Observation of oceans and continental waters
CLS, an expert in satellite-based location and environmental data collection
At CLS, 100 scientists and engineers work on international programs such as SALP, Copernicus, GODAE and Climate Change Initiative. Their work helps further our understanding of ocean and climate phenomena.
At CLS, experts in measurement physics and satellite data work on the design of space systems and the development of scientific and operational processing systems for altimetry payloads (altimeters, radiometers, precise orbit determination).
Drawing on the experience acquired with TOPEX/Poseidon, Jason-1/2, ERS, ENVISAT, and SARAL/Altika, our experts help design oceanography missions of the future, such as Jason-3, Sentinel-3, SWOT, etc.
CLS’s oceanographers calculate the ocean’s physical and biological parameters: sea level, color /phytoplankton content, currents etc., by combining and inter-calibrating data from several satellite sensors and in situ networks
Recommandations for instrument design
CLS provides recurring services involving 50 oceanographic parameters to the international scientific community (almost 1,500 users). Oceanographers, climatologists and meteorologists from around the world are in direct daily contact with CLS.
Thanks to CLS’s close relationship with scientists and its expertise in data processing, the company has developed an unrivalled understanding of satellite oceanography systems and user requirements. Drawing on this experience, CLS’s ocean observation specialists work closely with international space agencies to improve and optimize the instruments of the future. On behalf of CNES,
CLS is working upstream to help design the system and prototypes of SWOT (Surface Water Ocean Topography) processing systems.
The SWOT satellite, developed in partnership by CNES and NASA, is scheduled to go into service in 2020. SWOT’s main objective is to meet the needs of hydrological and oceanographic researchers through a single satellite mission.
For many years, CLS has been operating the DORIS satellite system (nicknamed “the space surveyor”), on behalf of CNES.
DORIS’ primary mission is to determine the precise orbits of systems fitted with this system. DORIS also makes it possible to locate precise points on the surface of the planet. Deployed on satellites and in networks of terrestrial beacons, the efficiency of the DORIS system has increased over the years, achieving a precision level of approximately one centimetre on Jason-2. CLS uses the SSALTO processing system to exploit DORIS data, thus making a valuable contribution to altimetry missions.
On behalf of CNES, CLS promotes the precise positioning applications of the DORIS system and the GNSS system among the scientific community, by contributing, in conjunction with CNES, to the International DORIS Service (IDS) and International GNSS Service (IGS).
CLS has been involved in verifying the quality and performance of altimetry data since 1991. Developed to meet the requirements of the ERS-1 TOPEX/Poseidon missions, and extended to the Jason and Envisat missions, CLS’s validation activities are now essential for altimetry projects, along with data production.
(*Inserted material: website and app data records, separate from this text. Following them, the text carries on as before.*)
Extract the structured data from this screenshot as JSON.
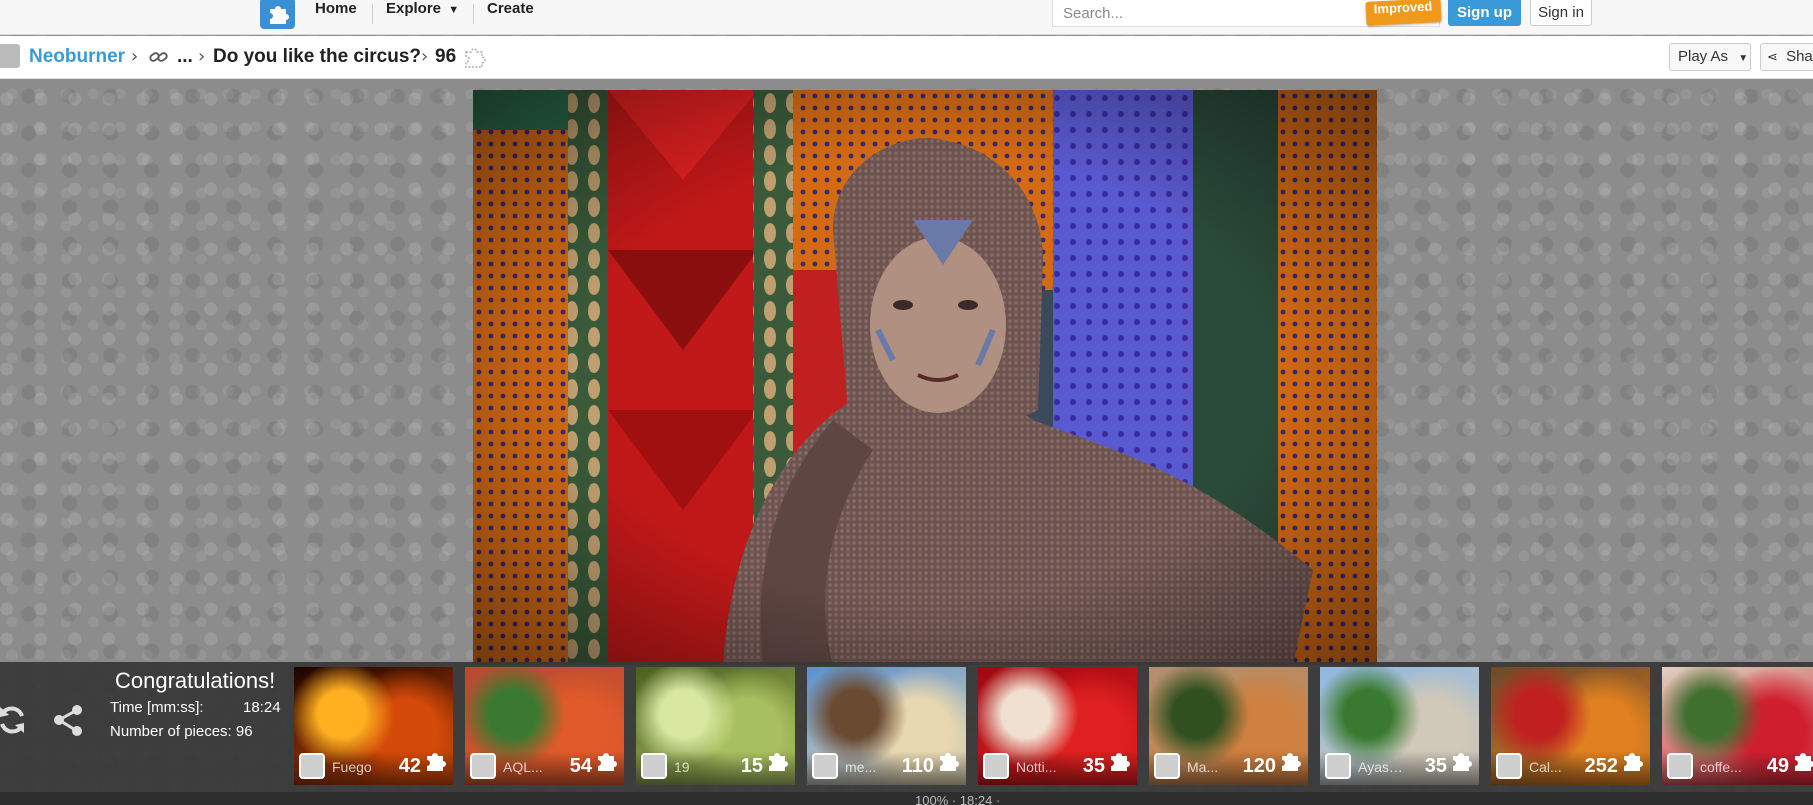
{
  "nav": {
    "home": "Home",
    "explore": "Explore",
    "create": "Create",
    "search_placeholder": "Search...",
    "improved_badge": "Improved",
    "signup": "Sign up",
    "signin": "Sign in"
  },
  "breadcrumb": {
    "user": "Neoburner",
    "ellipsis": "...",
    "title": "Do you like the circus?",
    "pieces": "96"
  },
  "actions": {
    "play_as": "Play As",
    "share": "Share"
  },
  "completion": {
    "heading": "Congratulations!",
    "time_label": "Time [mm:ss]:",
    "time_value": "18:24",
    "pieces_label": "Number of pieces: 96"
  },
  "suggestions": [
    {
      "name": "Fuego",
      "count": "42",
      "colors": [
        "#1a0400",
        "#d44a08",
        "#ffb020"
      ]
    },
    {
      "name": "AQL...",
      "count": "54",
      "colors": [
        "#b84a30",
        "#e05a2a",
        "#3a7a30"
      ]
    },
    {
      "name": "19",
      "count": "15",
      "colors": [
        "#4a6020",
        "#a8c060",
        "#d8e8a0"
      ]
    },
    {
      "name": "me...",
      "count": "110",
      "colors": [
        "#5a90d0",
        "#e8d8b0",
        "#6a4a30"
      ]
    },
    {
      "name": "Notti...",
      "count": "35",
      "colors": [
        "#a00810",
        "#e02020",
        "#f0e0d0"
      ]
    },
    {
      "name": "Ma...",
      "count": "120",
      "colors": [
        "#b09070",
        "#d08040",
        "#305020"
      ]
    },
    {
      "name": "Ayasofya",
      "count": "35",
      "colors": [
        "#90b8e0",
        "#d0c8b8",
        "#3a7a30"
      ]
    },
    {
      "name": "Cal...",
      "count": "252",
      "colors": [
        "#6a4a2a",
        "#e08020",
        "#c02020"
      ]
    },
    {
      "name": "coffe...",
      "count": "49",
      "colors": [
        "#e0d0c0",
        "#d02030",
        "#407030"
      ]
    }
  ],
  "footer": {
    "zoom_text": "100% · 18:24 ·"
  }
}
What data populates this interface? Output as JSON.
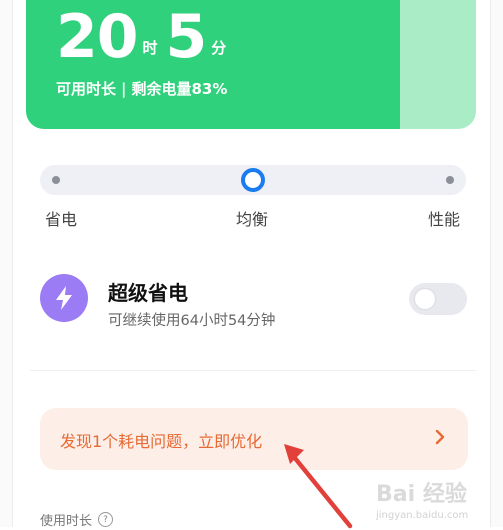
{
  "battery": {
    "hours": "20",
    "hours_unit": "时",
    "minutes": "5",
    "minutes_unit": "分",
    "available_label": "可用时长",
    "remaining_label": "剩余电量83%",
    "remaining_percent": 83,
    "fill_color": "#2fd17c",
    "track_color": "#a9ecc5"
  },
  "mode_selector": {
    "options": [
      "省电",
      "均衡",
      "性能"
    ],
    "selected": "均衡",
    "accent_color": "#1a7cf0"
  },
  "super_save": {
    "icon": "lightning-icon",
    "title": "超级省电",
    "subtitle": "可继续使用64小时54分钟",
    "enabled": false,
    "icon_color": "#9b7cf5"
  },
  "optimize": {
    "text": "发现1个耗电问题，立即优化",
    "chevron": "chevron-right-icon",
    "text_color": "#e66a34"
  },
  "usage": {
    "label": "使用时长",
    "help_icon": "question-icon",
    "help_glyph": "?"
  },
  "watermark": {
    "main": "Bai 经验",
    "sub": "jingyan.baidu.com"
  }
}
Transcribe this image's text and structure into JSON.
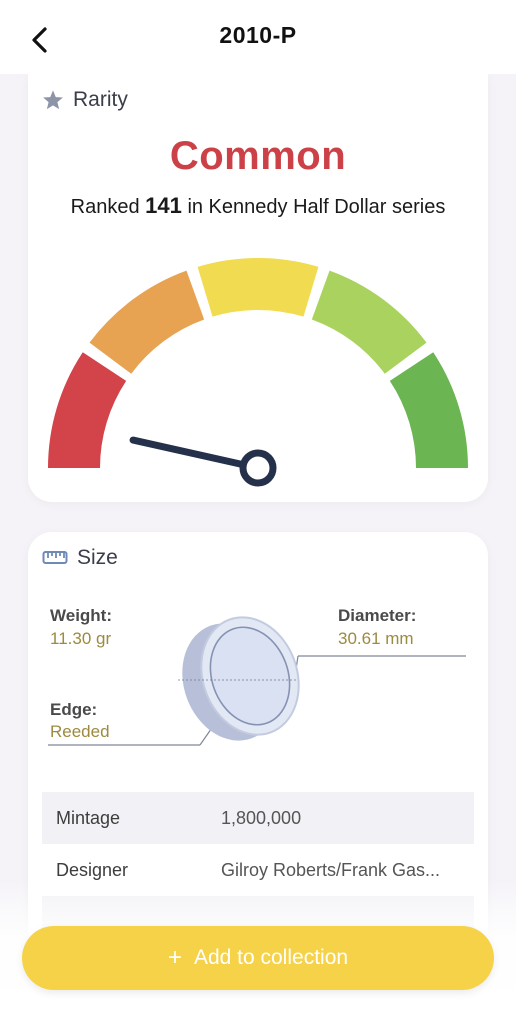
{
  "header": {
    "title": "2010-P",
    "back_icon": "chevron-left-icon"
  },
  "rarity": {
    "section_label": "Rarity",
    "section_icon": "star-icon",
    "value": "Common",
    "value_color": "#cc4147",
    "rank_prefix": "Ranked",
    "rank_number": "141",
    "rank_suffix": "in Kennedy Half Dollar series",
    "gauge": {
      "segment_colors": [
        "#d3434a",
        "#e8a352",
        "#f1db50",
        "#a9d35e",
        "#6bb552"
      ],
      "needle_level": 0.07
    }
  },
  "size": {
    "section_label": "Size",
    "section_icon": "ruler-icon",
    "weight_label": "Weight:",
    "weight_value": "11.30 gr",
    "diameter_label": "Diameter:",
    "diameter_value": "30.61 mm",
    "edge_label": "Edge:",
    "edge_value": "Reeded"
  },
  "details": {
    "rows": [
      {
        "key": "Mintage",
        "value": "1,800,000"
      },
      {
        "key": "Designer",
        "value": "Gilroy Roberts/Frank Gas..."
      }
    ]
  },
  "actions": {
    "add_label": "Add to collection",
    "add_icon": "plus-icon",
    "add_color": "#f6d249"
  }
}
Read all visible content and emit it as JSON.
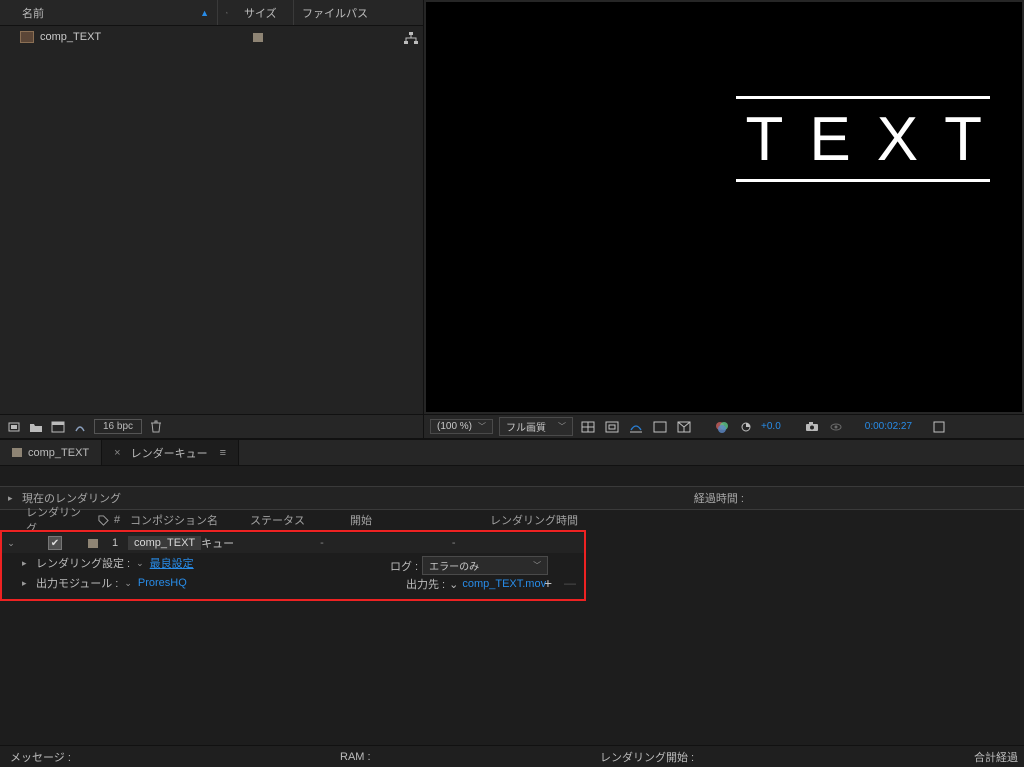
{
  "project": {
    "columns": {
      "name": "名前",
      "size": "サイズ",
      "path": "ファイルパス"
    },
    "items": [
      {
        "name": "comp_TEXT"
      }
    ],
    "bpc": "16 bpc"
  },
  "preview": {
    "text": "TEXT",
    "zoom": "(100 %)",
    "quality": "フル画質",
    "exposure": "+0.0",
    "timecode": "0:00:02:27"
  },
  "tabs": [
    {
      "label": "comp_TEXT"
    },
    {
      "label": "レンダーキュー"
    }
  ],
  "renderQueue": {
    "currentLabel": "現在のレンダリング",
    "elapsedLabel": "経過時間 :",
    "cols": {
      "render": "レンダリング",
      "num": "#",
      "comp": "コンポジション名",
      "status": "ステータス",
      "start": "開始",
      "time": "レンダリング時間"
    },
    "item": {
      "num": "1",
      "comp": "comp_TEXT",
      "status": "キュー",
      "dash": "-",
      "settingsLabel": "レンダリング設定 :",
      "settingsValue": "最良設定",
      "moduleLabel": "出力モジュール :",
      "moduleValue": "ProresHQ",
      "logLabel": "ログ :",
      "logValue": "エラーのみ",
      "outLabel": "出力先 :",
      "outValue": "comp_TEXT.mov"
    }
  },
  "status": {
    "message": "メッセージ :",
    "ram": "RAM :",
    "renderStart": "レンダリング開始 :",
    "totalElapsed": "合計経過"
  }
}
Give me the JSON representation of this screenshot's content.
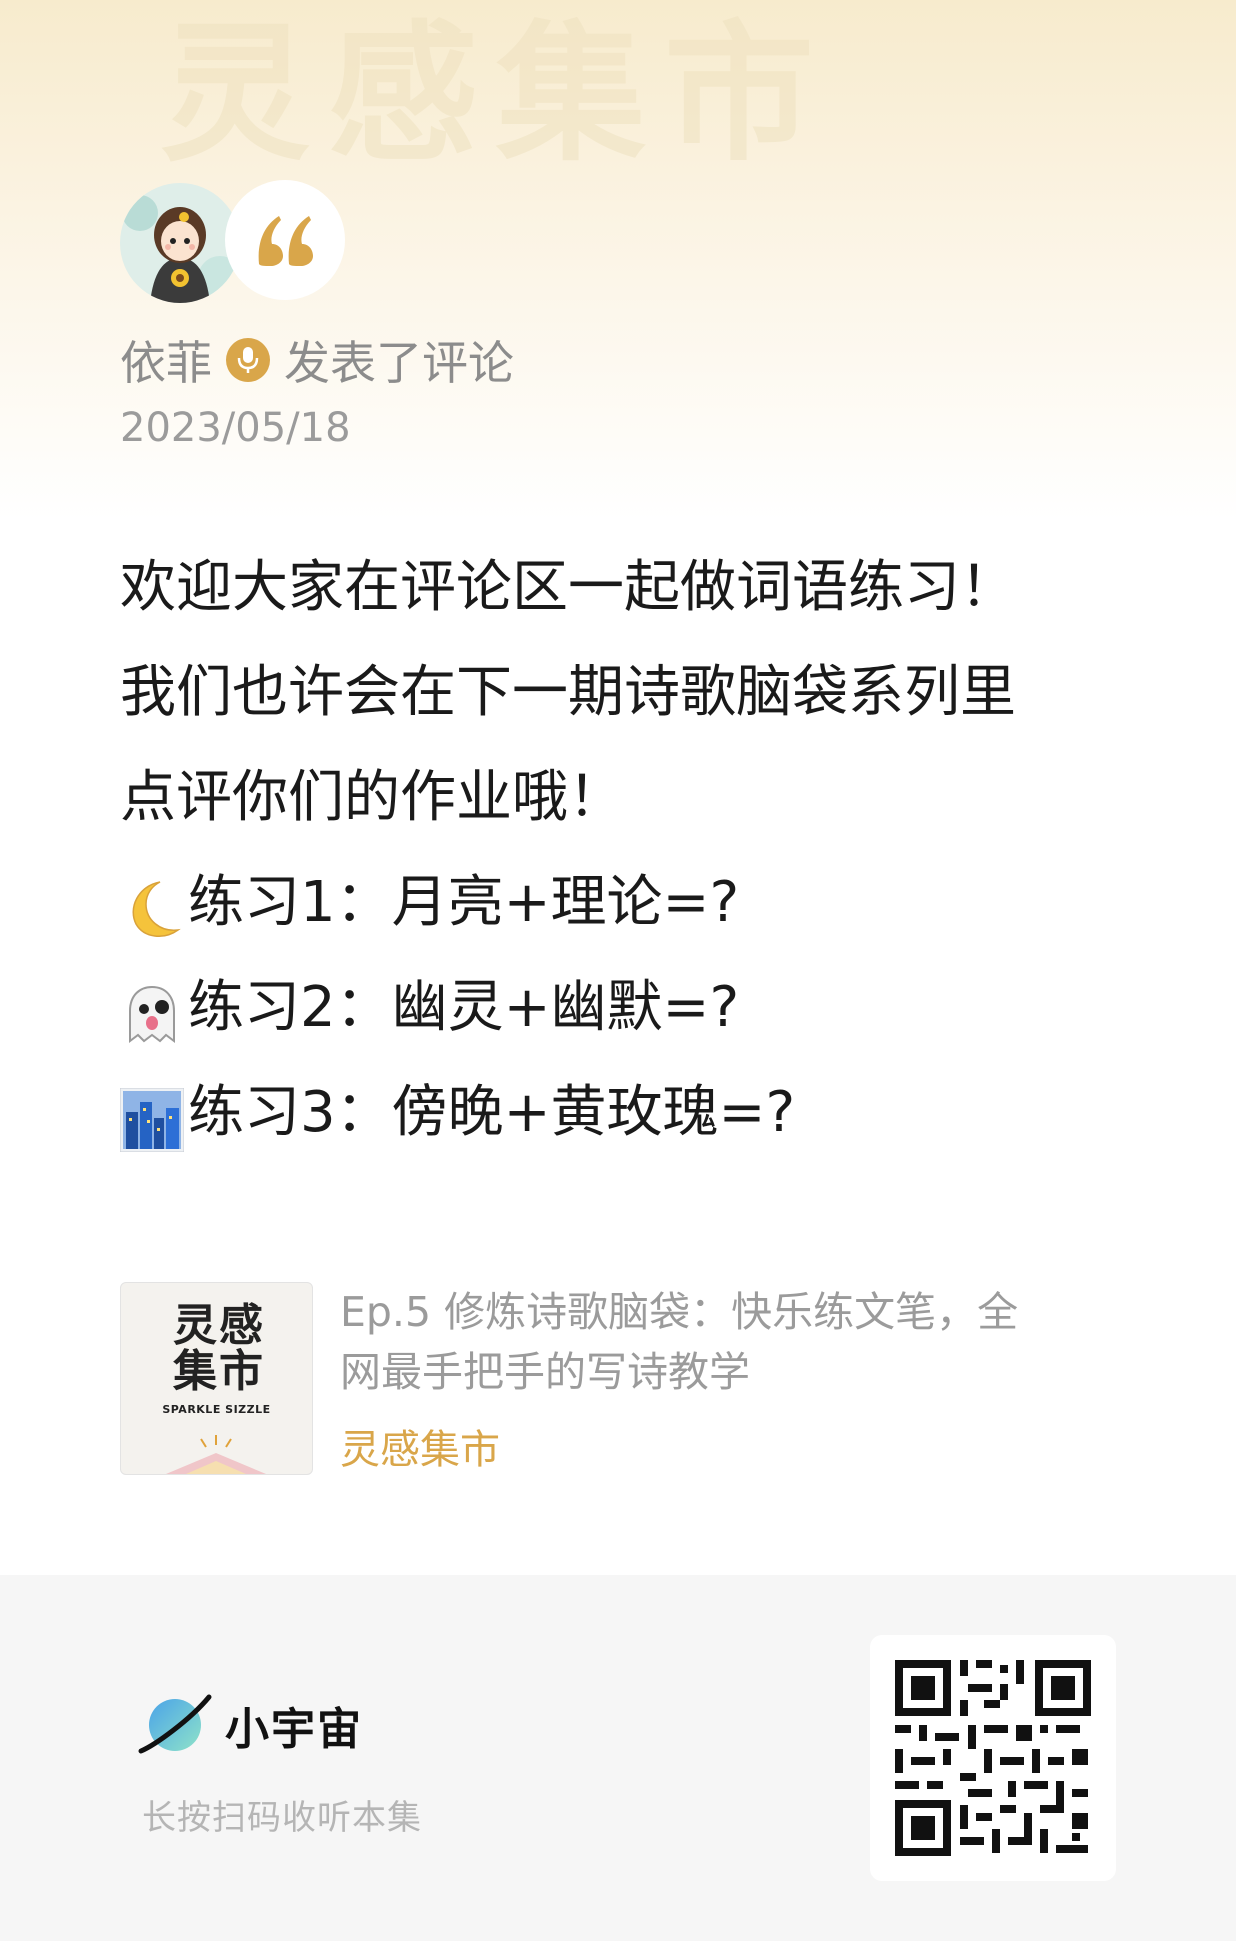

CLS carries out data qualification for missions such as JASON-2, SARAL/Altika, CRYOSAT, HY2, etc. on a systematic and continual basis.
CLS has been operating space oceanography satellite systems since the launch of TOPEX/POSEIDON 20 years ago. CLS is responsible for the SSALTO ground segment operations of the CNES SALP project (Service d’Altimétrie et de Localisation Précise [Altimetry and precise positioning service]).
Within this framework, CLS processes data for several altimetry missions (Jason-2, SARAL, Cryosat-2, HY-2A) and manages all the mission control operations: development of remote controls/downloads that are then sent to the satellites, processing of the instrument telemetry, orbit determination and generation and dissemination of altimetry products.
These products are used by major weather forecasting and operational oceanography centers as well as by scientific teams in Europe and around the world.
Bearing testimony to the quality of CLS’s satellite oceanography operations, our expertise and ability to produce oceanographic data have been recognized by major European programs and renowned institutes, such as NOAA (U.S. National Oceanic and Atmospheric Administration) and SOA (Chinese State Oceanic Administration). As another system reference, the European Space Agency (ESA) has also acknowledged the success of our DUACS tool for producing climate data within the framework of the Climate Change Initiative (CCI) project.
Although the Sun makes life on Earth possible, it is also a threat. Certain populations and infrastructures can be threatened by solar activity. Therefore, being able to predict solar proton eruptions is vital. Among all the international players involved in solar observation, CLS is the only company that produces an operational service.
As such, since 2008, CLS has been forecasting the risks of proton-related events that might disrupt or damage the Automated Transfert Vehicles (ATVs) of the European Space Agency during approach phases to the International Space Station, or during orbital maneuvers. In addition, CLS delivers bulletins to space operators:
– forecasts of solar activity for the next 24 hours during the week preceding launches.
– alerts in the event of potentially dangerous events occurring.
In addition, solar radiation in the thermosphere can disrupt the satellite orbits that CLS calculates for CNES.